Chris Compton scrubs and scrubs, but the mud keeps streaming.
She lifts a stirrup, revealing white mold growing in folds beneath leather fenders.
On stands behind her sit several saddles in various stages of disrepair.
About $8,000 worth of saddles were brought last week to The Boardwalk Inc., a Laramie, Wyo., custom leather and repair shop.
A rancher found the five saddles submerged in four feet of mud and water at his property in La Salle, Colo. — an area hit hard by catastrophic flooding that recently swept through 17 Colorado counties.
Boardwalk owner Rob Vogel estimates one saddle, handmade by Oregon-based Hamley & Company, is worth as much as $3,000.
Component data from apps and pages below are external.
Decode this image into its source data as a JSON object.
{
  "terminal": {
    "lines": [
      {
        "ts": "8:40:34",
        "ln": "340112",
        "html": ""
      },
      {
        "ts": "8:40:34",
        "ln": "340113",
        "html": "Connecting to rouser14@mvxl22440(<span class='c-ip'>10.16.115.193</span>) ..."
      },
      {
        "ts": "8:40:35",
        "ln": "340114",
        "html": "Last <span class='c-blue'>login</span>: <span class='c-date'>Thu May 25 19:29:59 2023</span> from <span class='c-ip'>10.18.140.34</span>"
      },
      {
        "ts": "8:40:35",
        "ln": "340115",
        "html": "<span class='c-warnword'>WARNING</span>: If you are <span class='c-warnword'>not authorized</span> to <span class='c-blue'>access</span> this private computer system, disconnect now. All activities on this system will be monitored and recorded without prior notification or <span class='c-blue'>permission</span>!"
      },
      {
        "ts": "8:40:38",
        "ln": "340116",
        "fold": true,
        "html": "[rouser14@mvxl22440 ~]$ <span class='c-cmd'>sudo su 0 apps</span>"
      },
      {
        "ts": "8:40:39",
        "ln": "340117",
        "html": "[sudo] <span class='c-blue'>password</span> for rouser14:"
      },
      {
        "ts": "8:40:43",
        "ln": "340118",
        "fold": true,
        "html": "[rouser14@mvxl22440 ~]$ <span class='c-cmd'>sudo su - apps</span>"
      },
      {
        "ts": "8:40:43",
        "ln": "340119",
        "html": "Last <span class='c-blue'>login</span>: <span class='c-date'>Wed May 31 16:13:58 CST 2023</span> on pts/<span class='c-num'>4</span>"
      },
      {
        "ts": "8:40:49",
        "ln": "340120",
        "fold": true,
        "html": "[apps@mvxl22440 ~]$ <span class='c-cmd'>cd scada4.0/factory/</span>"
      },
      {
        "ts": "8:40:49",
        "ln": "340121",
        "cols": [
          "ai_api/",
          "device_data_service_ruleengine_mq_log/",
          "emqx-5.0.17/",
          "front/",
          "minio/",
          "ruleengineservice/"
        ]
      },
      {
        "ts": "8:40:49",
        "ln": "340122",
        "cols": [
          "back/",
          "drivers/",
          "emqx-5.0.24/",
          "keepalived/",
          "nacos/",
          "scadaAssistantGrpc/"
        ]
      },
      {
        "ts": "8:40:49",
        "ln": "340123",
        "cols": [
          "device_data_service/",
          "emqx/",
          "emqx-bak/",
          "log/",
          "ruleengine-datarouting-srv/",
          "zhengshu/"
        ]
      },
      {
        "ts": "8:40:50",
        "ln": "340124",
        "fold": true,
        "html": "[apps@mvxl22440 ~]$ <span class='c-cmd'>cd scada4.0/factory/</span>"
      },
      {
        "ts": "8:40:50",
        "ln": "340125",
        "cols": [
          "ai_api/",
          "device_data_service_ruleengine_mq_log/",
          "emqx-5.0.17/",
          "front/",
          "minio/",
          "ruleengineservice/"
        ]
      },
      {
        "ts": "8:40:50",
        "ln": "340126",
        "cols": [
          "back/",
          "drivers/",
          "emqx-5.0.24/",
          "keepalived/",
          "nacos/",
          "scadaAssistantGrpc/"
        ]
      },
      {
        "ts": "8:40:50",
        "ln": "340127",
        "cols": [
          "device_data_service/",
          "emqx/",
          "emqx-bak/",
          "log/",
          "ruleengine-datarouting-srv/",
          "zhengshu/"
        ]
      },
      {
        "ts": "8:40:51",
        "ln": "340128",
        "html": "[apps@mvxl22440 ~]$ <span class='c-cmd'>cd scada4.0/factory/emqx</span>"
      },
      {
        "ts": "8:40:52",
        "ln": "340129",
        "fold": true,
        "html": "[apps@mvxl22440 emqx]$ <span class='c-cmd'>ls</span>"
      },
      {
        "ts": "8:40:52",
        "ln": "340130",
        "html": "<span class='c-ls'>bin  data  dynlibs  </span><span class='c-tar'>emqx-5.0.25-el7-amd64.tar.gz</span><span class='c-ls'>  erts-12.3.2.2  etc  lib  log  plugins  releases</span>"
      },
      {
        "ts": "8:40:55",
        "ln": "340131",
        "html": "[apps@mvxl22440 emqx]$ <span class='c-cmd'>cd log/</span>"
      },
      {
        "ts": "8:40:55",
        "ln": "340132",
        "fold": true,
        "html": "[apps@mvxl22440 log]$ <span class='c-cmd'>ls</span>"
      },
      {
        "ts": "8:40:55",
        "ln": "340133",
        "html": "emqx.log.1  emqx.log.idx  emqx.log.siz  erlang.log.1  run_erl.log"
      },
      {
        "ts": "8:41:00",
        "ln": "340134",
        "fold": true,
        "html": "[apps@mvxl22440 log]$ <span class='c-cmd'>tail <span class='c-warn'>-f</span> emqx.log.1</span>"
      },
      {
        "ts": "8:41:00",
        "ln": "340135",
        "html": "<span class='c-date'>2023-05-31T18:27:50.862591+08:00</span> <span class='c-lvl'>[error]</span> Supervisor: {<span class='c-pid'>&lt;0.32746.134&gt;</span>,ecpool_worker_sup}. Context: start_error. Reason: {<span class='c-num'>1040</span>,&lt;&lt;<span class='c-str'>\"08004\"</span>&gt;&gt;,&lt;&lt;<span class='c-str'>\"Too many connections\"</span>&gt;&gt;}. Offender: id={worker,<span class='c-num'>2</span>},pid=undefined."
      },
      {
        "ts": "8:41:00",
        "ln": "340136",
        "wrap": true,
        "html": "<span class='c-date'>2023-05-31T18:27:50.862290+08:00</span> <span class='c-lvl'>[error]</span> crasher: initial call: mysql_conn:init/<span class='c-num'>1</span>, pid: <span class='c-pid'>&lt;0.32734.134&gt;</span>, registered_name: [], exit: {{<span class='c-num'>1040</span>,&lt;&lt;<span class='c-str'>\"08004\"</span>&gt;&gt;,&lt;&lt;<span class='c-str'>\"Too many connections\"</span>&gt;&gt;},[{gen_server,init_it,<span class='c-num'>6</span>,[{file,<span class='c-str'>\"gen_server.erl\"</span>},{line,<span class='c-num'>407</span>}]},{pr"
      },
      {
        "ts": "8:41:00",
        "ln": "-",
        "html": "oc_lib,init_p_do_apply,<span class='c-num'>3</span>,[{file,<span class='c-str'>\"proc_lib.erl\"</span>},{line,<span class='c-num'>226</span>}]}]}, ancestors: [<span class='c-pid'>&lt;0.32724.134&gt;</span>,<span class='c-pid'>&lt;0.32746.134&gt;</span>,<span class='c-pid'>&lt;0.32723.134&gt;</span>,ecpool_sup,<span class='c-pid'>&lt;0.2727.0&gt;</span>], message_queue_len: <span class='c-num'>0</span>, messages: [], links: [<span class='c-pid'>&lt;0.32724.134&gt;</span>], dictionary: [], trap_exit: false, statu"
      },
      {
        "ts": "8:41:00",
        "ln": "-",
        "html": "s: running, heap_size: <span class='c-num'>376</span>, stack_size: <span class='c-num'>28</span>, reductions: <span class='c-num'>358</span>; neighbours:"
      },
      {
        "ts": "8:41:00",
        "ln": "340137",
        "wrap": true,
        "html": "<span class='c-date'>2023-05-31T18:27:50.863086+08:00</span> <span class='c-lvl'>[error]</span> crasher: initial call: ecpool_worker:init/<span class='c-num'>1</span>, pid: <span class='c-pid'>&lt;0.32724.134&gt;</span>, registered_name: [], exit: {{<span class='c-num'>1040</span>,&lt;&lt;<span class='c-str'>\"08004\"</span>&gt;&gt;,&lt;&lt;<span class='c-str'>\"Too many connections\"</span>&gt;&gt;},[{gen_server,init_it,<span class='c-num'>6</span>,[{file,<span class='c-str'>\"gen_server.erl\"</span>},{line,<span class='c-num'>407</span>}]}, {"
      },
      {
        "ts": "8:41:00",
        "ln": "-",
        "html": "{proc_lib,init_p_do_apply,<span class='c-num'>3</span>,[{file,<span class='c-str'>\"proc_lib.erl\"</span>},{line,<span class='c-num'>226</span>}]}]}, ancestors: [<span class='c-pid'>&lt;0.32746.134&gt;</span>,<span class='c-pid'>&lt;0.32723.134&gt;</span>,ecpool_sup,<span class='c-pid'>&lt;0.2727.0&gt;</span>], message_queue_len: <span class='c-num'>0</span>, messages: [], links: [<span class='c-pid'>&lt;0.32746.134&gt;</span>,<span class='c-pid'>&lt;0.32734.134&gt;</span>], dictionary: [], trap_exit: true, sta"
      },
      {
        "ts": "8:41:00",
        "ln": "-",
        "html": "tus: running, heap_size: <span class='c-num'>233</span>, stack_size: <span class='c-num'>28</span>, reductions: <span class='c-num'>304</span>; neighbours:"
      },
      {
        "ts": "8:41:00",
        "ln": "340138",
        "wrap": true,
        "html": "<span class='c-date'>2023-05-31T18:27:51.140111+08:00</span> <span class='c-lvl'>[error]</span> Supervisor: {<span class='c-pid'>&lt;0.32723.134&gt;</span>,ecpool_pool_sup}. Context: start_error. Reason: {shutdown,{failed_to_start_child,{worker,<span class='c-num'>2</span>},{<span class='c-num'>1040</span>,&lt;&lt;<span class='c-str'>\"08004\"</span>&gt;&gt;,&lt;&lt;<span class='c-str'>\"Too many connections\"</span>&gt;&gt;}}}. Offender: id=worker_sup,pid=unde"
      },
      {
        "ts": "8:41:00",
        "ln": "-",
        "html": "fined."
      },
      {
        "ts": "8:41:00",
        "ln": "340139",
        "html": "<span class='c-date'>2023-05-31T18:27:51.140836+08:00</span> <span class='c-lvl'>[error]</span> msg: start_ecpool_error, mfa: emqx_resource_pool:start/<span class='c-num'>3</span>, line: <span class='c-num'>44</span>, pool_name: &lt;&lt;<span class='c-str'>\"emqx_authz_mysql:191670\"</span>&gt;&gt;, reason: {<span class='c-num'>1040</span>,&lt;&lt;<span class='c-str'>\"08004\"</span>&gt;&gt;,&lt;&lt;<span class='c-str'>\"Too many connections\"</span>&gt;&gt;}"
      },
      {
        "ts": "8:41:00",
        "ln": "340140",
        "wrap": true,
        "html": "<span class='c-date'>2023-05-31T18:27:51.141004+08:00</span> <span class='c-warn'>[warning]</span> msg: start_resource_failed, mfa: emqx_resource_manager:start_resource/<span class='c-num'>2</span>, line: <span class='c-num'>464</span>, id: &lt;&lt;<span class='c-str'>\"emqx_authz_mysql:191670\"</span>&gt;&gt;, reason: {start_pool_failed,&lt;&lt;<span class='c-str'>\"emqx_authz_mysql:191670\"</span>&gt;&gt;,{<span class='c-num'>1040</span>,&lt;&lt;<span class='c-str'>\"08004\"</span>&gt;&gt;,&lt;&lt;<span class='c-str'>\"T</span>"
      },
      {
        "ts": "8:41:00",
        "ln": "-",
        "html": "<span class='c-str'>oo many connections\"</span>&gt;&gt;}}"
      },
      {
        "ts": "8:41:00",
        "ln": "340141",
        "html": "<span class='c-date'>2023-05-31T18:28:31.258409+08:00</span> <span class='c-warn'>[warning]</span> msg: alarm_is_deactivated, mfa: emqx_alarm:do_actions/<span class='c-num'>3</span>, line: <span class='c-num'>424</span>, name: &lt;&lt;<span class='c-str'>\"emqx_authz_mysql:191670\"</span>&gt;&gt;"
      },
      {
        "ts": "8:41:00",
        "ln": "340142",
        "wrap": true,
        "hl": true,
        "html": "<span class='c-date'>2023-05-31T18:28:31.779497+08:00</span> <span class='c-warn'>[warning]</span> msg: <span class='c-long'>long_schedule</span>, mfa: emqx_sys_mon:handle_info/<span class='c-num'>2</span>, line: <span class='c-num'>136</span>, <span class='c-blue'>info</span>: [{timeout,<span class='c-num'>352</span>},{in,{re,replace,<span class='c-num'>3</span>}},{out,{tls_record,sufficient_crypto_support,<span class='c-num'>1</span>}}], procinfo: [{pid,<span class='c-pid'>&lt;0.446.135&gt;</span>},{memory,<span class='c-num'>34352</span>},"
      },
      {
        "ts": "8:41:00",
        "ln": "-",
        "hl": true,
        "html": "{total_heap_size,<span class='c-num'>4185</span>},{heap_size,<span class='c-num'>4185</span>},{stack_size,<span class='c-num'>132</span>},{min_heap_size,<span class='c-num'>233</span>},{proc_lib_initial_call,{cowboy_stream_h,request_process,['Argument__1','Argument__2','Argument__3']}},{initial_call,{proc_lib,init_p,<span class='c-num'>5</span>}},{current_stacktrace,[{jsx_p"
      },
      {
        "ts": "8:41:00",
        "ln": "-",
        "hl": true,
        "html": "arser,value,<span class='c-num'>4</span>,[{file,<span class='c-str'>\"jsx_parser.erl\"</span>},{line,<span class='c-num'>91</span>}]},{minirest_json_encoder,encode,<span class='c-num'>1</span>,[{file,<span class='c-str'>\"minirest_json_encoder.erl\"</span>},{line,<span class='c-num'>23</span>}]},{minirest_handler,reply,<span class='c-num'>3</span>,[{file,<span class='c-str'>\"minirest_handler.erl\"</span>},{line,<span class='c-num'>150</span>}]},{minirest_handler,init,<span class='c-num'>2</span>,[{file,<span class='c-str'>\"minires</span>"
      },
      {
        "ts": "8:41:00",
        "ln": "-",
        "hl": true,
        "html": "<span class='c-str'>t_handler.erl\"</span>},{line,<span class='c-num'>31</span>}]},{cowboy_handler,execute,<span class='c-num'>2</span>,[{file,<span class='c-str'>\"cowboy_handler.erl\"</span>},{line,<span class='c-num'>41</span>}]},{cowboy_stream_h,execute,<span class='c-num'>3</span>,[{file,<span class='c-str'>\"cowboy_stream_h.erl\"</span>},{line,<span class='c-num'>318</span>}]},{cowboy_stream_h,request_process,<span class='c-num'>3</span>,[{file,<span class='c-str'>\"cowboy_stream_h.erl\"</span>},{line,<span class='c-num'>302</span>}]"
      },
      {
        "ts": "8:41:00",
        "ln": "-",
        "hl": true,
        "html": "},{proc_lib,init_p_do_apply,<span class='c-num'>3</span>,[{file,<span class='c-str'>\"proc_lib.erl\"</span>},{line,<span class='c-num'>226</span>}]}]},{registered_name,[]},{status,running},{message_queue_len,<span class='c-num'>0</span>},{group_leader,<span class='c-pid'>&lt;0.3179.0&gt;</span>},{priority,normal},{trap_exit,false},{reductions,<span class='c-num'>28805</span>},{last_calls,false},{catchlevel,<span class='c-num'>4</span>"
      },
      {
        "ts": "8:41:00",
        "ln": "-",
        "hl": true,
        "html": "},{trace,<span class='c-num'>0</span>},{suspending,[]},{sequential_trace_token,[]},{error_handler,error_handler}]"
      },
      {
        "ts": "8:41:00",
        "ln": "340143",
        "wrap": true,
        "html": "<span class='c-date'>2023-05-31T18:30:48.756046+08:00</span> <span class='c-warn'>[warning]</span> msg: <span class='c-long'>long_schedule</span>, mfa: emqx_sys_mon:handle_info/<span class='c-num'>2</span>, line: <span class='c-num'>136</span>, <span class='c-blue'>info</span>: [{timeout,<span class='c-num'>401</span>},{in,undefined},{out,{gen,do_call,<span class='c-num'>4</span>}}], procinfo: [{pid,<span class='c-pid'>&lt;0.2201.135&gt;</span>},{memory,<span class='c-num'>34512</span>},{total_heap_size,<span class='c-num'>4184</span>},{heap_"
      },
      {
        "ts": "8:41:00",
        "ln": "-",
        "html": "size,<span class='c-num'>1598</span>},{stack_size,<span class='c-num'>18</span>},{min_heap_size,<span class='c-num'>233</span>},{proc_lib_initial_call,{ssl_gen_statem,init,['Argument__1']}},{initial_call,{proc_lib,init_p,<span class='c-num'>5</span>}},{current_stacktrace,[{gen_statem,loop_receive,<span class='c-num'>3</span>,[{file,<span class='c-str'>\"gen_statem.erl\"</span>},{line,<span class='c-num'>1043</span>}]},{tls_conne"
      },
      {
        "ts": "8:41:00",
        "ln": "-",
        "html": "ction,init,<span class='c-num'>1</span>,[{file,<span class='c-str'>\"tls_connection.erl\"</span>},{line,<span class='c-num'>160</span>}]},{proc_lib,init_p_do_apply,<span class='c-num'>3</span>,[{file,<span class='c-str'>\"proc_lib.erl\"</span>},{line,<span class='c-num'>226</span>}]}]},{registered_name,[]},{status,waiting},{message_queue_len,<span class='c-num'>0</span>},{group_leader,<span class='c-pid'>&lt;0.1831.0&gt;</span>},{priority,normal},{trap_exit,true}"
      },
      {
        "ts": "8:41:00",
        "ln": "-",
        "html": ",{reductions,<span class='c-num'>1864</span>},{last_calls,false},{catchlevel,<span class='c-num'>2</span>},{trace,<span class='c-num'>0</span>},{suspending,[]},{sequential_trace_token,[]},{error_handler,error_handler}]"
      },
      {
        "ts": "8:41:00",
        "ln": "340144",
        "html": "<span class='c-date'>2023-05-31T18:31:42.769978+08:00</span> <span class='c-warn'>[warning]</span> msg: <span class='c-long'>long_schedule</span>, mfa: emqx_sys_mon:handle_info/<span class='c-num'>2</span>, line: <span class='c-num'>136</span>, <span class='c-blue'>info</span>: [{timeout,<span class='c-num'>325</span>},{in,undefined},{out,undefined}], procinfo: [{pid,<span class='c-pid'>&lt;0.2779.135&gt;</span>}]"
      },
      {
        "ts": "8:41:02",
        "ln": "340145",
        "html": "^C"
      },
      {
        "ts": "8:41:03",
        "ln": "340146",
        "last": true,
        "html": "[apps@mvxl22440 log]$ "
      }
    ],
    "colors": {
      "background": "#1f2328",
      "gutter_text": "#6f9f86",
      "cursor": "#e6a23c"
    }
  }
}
“There are no more like that one from that company,” Vogel said. “The company’s still in business, but that saddle’s from the old bunch.”
To an extent, however, the price of the saddles is beside the point, he said.
“They’re all family saddles,” Vogel said. “At least three of those saddles were with his family for quite some time. The gentleman’s probably in his 60s, and his son rides, and his family all rides together, and these are things that have been brought up through their lives.”
Among ranchers and riders, saddles often become heirlooms, passed from generations down, fitted and fixed and well taken care of, Compton said.
“If these saddles could talk, who knows the stories they’d tell,” she said. “They’ve been out on the range in any kind of weather, dragged inside out of the winter and then kicked back outside to work just as hard as everybody else. These are definitely working saddles, very much so.”
Vogel said the saddles came to his shop from a friend of a friend, and he didn’t know the rancher who owns them.
However, that the man thought to have his saddles repaired amid the destruction, which included lost livestock and a flood-damaged home, speaks volumes to the his esteeming them as keepsakes, he said.
“If they were left the way they are, they’d be totally wrecked,” he said. “The leather turns black and brittle. Rawhide and wood and leather and all of that distorts when it’s been really wet, so they’d probably be totally ruined. And, you know, stuff like that is just part of the shame of the flood and what people have had to go through.”
Once discovered, the saddles were hosed off, loaded into a truck and brought to Laramie.
Boardwalk leatherworkers have taken them apart, piece by piece, nail by nail, and scrubbed them with water and saddle soap, working the flexibility back into the leather and rawhide, Compton said.
“I think they’re all salvageable,” she said. “They’re going to make it.” ❖
Chilton Tippin is a writer for the Laramie, Wyo., Boomerang.